Mass Bail Fund Under Scrutiny Again After Questionable Release of Woman Who Abandoned Newborn in Trash Can

The Massachusetts Bail Fund, an organization known for their motto of “Free Them All” and infamous past scandals including the posting of bail for many violent criminals and sex offenders, has done it again. They landed themselves in the spotlight earlier this week when they posted a $100K bail for 33-year-old Marie Merisier, the woman charged with attempted murder after prosecutors say she left her hours old newborn in a double-knotted bag in a trashcan outside a pizzeria on Dorchester Avenue – an act that was caught on camera.

Even those in support of the organization have called them out for overstepping in this instance aside from the fact that, per their website, they normally limit their contribution to $5K. What has come more under scrutiny is that with the release of Merisier, the accountability for her mental health treatment and welfare can no longer be monitored and guaranteed. Underlying mental health issues are very likely present in the instance of a mother attempting to kill her child, but due to the structure and oversight of being held for trial now eliminates that guarantee that she will receive proper treatment. A statement issued by the fund stated that they were concerned about “her urgent mental health and healthcare needs”, but failed to specify or elaborate on having a plan in place to address those needs. Concerns over the lack of planning were followed with concerns about her ability now to refuse treatment – sparking the question of this woman’s likelihood to potentially hurt herself or others. The fund called for “compassion” during this time; however, it is hard not to question the irony of that statement when their actions led to removing her from a position to receive adequate and timely care.

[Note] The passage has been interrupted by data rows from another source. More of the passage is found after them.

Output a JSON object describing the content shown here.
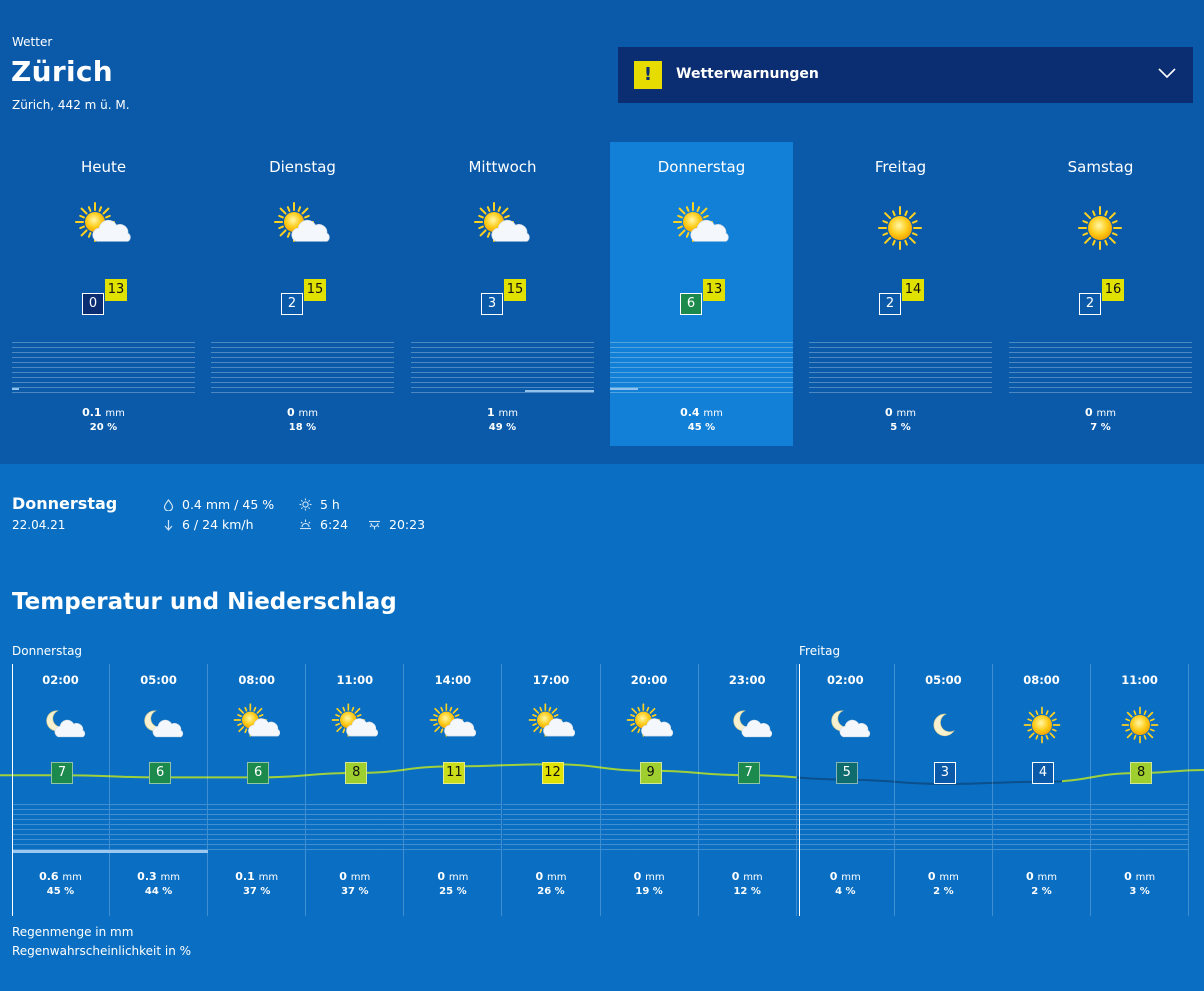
{
  "header": {
    "overline": "Wetter",
    "city": "Zürich",
    "subtitle": "Zürich, 442 m ü. M."
  },
  "warnings": {
    "label": "Wetterwarnungen",
    "badge": "!",
    "icon": "warning-icon"
  },
  "days": [
    {
      "name": "Heute",
      "icon": "sun-cloud",
      "tmin": "0",
      "tmax": "13",
      "tmin_color": "#0b2d72",
      "rain_value": "0.1",
      "rain_unit": "mm",
      "prob": "20 %",
      "selected": false
    },
    {
      "name": "Dienstag",
      "icon": "sun-cloud",
      "tmin": "2",
      "tmax": "15",
      "tmin_color": "#0a5aa9",
      "rain_value": "0",
      "rain_unit": "mm",
      "prob": "18 %",
      "selected": false
    },
    {
      "name": "Mittwoch",
      "icon": "sun-cloud",
      "tmin": "3",
      "tmax": "15",
      "tmin_color": "#0a5aa9",
      "rain_value": "1",
      "rain_unit": "mm",
      "prob": "49 %",
      "selected": false
    },
    {
      "name": "Donnerstag",
      "icon": "sun-cloud",
      "tmin": "6",
      "tmax": "13",
      "tmin_color": "#1d8a4d",
      "rain_value": "0.4",
      "rain_unit": "mm",
      "prob": "45 %",
      "selected": true
    },
    {
      "name": "Freitag",
      "icon": "sun",
      "tmin": "2",
      "tmax": "14",
      "tmin_color": "#0a5aa9",
      "rain_value": "0",
      "rain_unit": "mm",
      "prob": "5 %",
      "selected": false
    },
    {
      "name": "Samstag",
      "icon": "sun",
      "tmin": "2",
      "tmax": "16",
      "tmin_color": "#0a5aa9",
      "rain_value": "0",
      "rain_unit": "mm",
      "prob": "7 %",
      "selected": false
    }
  ],
  "detail": {
    "day": "Donnerstag",
    "date": "22.04.21",
    "rain": "0.4 mm / 45 %",
    "wind": "6 / 24 km/h",
    "sunshine": "5 h",
    "sunrise": "6:24",
    "sunset": "20:23"
  },
  "section_title": "Temperatur und Niederschlag",
  "day_labels": [
    "Donnerstag",
    "Freitag"
  ],
  "hourly": [
    {
      "time": "02:00",
      "icon": "moon-cloud",
      "temp": "7",
      "color": "#1d8a4d",
      "style": "fill",
      "rain_value": "0.6",
      "rain_unit": "mm",
      "prob": "45 %"
    },
    {
      "time": "05:00",
      "icon": "moon-cloud",
      "temp": "6",
      "color": "#1d8a4d",
      "style": "fill",
      "rain_value": "0.3",
      "rain_unit": "mm",
      "prob": "44 %"
    },
    {
      "time": "08:00",
      "icon": "sun-cloud",
      "temp": "6",
      "color": "#1d8a4d",
      "style": "fill",
      "rain_value": "0.1",
      "rain_unit": "mm",
      "prob": "37 %"
    },
    {
      "time": "11:00",
      "icon": "sun-cloud",
      "temp": "8",
      "color": "#9fcf2e",
      "style": "fill",
      "rain_value": "0",
      "rain_unit": "mm",
      "prob": "37 %"
    },
    {
      "time": "14:00",
      "icon": "sun-cloud",
      "temp": "11",
      "color": "#c9dd1a",
      "style": "fill",
      "rain_value": "0",
      "rain_unit": "mm",
      "prob": "25 %"
    },
    {
      "time": "17:00",
      "icon": "sun-cloud",
      "temp": "12",
      "color": "#dfe100",
      "style": "fill",
      "rain_value": "0",
      "rain_unit": "mm",
      "prob": "26 %"
    },
    {
      "time": "20:00",
      "icon": "sun-cloud",
      "temp": "9",
      "color": "#9fcf2e",
      "style": "fill",
      "rain_value": "0",
      "rain_unit": "mm",
      "prob": "19 %"
    },
    {
      "time": "23:00",
      "icon": "moon-cloud",
      "temp": "7",
      "color": "#1d8a4d",
      "style": "fill",
      "rain_value": "0",
      "rain_unit": "mm",
      "prob": "12 %"
    },
    {
      "time": "02:00",
      "icon": "moon-cloud",
      "temp": "5",
      "color": "#0e6c6e",
      "style": "fill",
      "rain_value": "0",
      "rain_unit": "mm",
      "prob": "4 %"
    },
    {
      "time": "05:00",
      "icon": "moon",
      "temp": "3",
      "color": "#0a5aa9",
      "style": "fill",
      "rain_value": "0",
      "rain_unit": "mm",
      "prob": "2 %"
    },
    {
      "time": "08:00",
      "icon": "sun",
      "temp": "4",
      "color": "#0a5aa9",
      "style": "fill",
      "rain_value": "0",
      "rain_unit": "mm",
      "prob": "2 %"
    },
    {
      "time": "11:00",
      "icon": "sun",
      "temp": "8",
      "color": "#9fcf2e",
      "style": "fill",
      "rain_value": "0",
      "rain_unit": "mm",
      "prob": "3 %"
    }
  ],
  "legend": {
    "amount": "Regenmenge in mm",
    "probability": "Regenwahrscheinlichkeit in %"
  }
}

This isn’t the first time the Massachusetts Bail Fund has come under fire. Their tattered history includes the assistance in releasing known violent criminals and sexual predators. During the summer of 2020, the fund posted a $15K bail for Shawn McClinton – a convicted level-3 sex offender who was facing new charges of rape. McClinton was rearrested on new charges that he kidnapped, beat, and raped a woman less than a month later. This past July the fund posted $85,000 to free Karmau Cotton-Landers, age 25, who was charged in a brutal daylight shooting on Boston Common in early April. In addition to these two dangerous and violent criminals, the fund also bailed out Otis Walker, who has been held on three counts of child rape since 2018, David Privette, who faces charges of holding up a gas station at gunpoint, and Walker Browning, who is accused of robbing five women some of which were at knifepoint.

With all of this said and done, the Massachusetts Bail Fund has yet again not just shown itself as an anti-justice organization, but also what some may even argue a culpable conspirator in the future crimes that their clients commit. Justifying the release of known violent criminals and sexual predators is irresponsible. As they stray further from their primary mission to help the underprivileged, usually minority persons of color, pay minimal bails for non-violent crimes, the questions should be asked, when is enough enough? In the words of the former Commissioner of Boston Police, William Gross, “It is a total injustice… I have no doubt that some of the violence is attributable to [the MCF]… I would never deny anyone the opportunity to be bailed… but what about the victims? We keep forgetting about the victims. They have constitutional rights too — to walk down the street, to be secure in their homes”.